Sunday, December 6, 2009
A restaurant review
I had to write a review for my course and I thought of sharing it here:
Review: Al Koot Café
Location: Souq Waqif, near Qatar Central Bank, Doha
Sindhu visits AL Koot Café situated in Souq Waqif and finds herself in an Arabian fairy tale, horses, hookahs, exotic herbs et all.
I am a born multi-tasker. I read in the loo, I read while feeding my kids. I check mails while attending meetings; I open two different online editions of newspapers while I work on articles. And now when the idea of writing a review popped up while I was trying to fix a meeting for a story, my brains worked overtime and I plotted and schemed to finish two things at a time. Have the interview with the Architect for a story I was doing at a café that I intend to review. And so here I am, notepad in hand, questions jotted down and the tape recorder running with Simon Gathercole, Associate Director of Allies and Morrison, Architects, beside me and our photographer, Sampath, in a world of his own, clicking away. While Sampath tries to get the best picture, I judge every nook and corner of Al Koot Café in Souq Waqif.
But I cannot talk of the café without speaking more of the Souq, where the café is situated. Enter Souq Waqif and you feel that you have gone back in time. Stone pavements meander through forts clustered in an odd progression that form a beautiful picture. Merchants roam around the place, mixing with a steady flow of tourist, carting merchandise in ancient small steel carts. Soldiers on Arabian steeds trot around the place adding to the Arabic ambience. But aren't this a common sight in a Middle Eastern country, one would quip. No, not in Doha, would answer any resident of this place. Qatar is a country that has progressed leaps and bounds banking on its hydrocarbon resources, seen as a modern country with glass buildings lining the horizon, like any other country with little or no cultural imprint. But with Souq Waqif, it seems as if the country is slowly waking up to revive old customs and traditions.
Coming back to Al Koot Café, situated in one of the side lanes of the Souq, it fits snuggly into the cultural role that it has to play. Maroon tinged glass lanterns hang down the entrance lined with hookas. Simon opts for the cane chairs outside and from this vantage point I take in the surrounding. We start with the interview and then comes the efficient waitress, Dalia, who takes our orders. Come to think of it, the order did take a while to materialise but then, this is not a place to drink a cappuccino in a jiffy.
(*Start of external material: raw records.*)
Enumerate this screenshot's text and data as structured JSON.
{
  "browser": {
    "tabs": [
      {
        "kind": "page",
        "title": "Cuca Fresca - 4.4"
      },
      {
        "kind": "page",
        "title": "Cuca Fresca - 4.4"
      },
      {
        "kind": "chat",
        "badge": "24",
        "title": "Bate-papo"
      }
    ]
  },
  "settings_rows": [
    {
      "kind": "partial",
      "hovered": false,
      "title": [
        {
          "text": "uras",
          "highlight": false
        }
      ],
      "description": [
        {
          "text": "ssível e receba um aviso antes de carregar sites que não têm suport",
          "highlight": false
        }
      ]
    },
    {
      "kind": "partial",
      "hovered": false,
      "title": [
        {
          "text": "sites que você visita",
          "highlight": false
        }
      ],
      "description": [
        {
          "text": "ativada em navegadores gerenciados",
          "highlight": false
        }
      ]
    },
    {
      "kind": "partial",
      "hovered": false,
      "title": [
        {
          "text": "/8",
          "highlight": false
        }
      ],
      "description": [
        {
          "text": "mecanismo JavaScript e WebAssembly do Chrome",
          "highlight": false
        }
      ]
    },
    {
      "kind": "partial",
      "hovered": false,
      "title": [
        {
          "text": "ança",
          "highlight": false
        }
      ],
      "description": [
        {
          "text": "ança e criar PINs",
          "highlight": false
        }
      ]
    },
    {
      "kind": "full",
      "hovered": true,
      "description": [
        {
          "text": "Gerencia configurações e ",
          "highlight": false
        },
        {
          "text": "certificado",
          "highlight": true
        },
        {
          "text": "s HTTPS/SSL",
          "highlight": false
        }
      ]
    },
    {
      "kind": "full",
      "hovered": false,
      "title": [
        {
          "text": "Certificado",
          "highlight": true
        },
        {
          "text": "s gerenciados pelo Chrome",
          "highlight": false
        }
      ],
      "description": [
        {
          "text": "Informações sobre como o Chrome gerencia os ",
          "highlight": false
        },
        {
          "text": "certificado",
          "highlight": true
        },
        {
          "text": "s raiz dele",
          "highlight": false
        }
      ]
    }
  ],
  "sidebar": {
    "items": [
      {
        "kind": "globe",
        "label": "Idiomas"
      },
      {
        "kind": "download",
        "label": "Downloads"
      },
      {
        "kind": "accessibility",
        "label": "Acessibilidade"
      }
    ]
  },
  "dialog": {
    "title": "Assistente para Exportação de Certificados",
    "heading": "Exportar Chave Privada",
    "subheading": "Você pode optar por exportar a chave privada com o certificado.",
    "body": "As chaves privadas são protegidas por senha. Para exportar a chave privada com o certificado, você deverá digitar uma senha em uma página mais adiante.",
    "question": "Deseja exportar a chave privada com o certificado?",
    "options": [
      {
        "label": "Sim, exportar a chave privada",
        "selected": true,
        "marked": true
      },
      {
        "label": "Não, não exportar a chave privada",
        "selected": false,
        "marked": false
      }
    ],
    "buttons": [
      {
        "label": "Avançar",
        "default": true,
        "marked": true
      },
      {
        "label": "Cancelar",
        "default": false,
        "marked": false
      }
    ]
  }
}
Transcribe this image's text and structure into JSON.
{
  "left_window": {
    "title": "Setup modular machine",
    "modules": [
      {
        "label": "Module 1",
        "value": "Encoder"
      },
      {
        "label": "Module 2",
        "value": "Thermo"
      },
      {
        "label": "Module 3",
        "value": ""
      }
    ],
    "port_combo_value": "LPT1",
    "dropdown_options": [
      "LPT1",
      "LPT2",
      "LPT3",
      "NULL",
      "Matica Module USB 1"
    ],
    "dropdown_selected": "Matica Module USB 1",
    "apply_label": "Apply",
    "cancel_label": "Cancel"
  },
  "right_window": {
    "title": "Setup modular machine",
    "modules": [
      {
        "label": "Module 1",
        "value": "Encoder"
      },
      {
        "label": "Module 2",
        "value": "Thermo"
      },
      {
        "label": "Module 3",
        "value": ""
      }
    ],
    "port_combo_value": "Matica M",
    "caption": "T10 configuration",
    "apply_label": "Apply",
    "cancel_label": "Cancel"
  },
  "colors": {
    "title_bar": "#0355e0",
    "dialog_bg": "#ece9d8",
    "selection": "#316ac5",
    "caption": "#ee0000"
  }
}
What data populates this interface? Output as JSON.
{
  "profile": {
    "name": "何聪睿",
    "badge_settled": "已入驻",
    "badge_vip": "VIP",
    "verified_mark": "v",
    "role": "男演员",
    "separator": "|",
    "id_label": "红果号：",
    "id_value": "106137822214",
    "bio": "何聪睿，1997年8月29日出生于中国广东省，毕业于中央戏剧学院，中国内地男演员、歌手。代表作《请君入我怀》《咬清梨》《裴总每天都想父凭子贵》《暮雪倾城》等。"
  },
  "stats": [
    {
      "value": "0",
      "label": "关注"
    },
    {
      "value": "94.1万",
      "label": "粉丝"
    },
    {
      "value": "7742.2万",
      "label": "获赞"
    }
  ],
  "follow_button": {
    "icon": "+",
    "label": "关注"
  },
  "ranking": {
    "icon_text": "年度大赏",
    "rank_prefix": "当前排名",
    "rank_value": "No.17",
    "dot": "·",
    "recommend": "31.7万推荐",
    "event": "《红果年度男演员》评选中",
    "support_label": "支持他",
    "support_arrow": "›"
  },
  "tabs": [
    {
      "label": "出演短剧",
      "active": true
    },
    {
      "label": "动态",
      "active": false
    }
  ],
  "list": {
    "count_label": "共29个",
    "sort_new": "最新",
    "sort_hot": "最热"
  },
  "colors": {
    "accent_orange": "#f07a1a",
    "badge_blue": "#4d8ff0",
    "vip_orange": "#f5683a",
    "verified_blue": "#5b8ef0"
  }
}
Come here only if you have the whole evening free, to relax, smoke a hookah and just breathe in. The smell of exotic herbs fills the air with the hookah fumes adding to the 'souq' aura.
Our cappuccino arrives tasting like it should, strong, and hot. Sampath sips a mint lime and declares it as excellent. While he takes more pictures of Simon, I pop inside and look around, the same Arabic flavour continues though the seating is huge comfy red cushioned ones with glass lanterns lighting every nook of the small café. I talk to Jherald, who is in charge at the cashier's desk that is lined with cookies and sweets. I ask for a menu card and Jherald says they don't have any.
"But we can make any juice you want, any mix," he declares.
Al Koot is new, just three months old, in this surrounding and gets packed during weekends according to Jherald.
The interview is done, the bills arrive, a tad expensive I reflect, but my photographer gently reminds me, "Half of what you paid was for the ambience."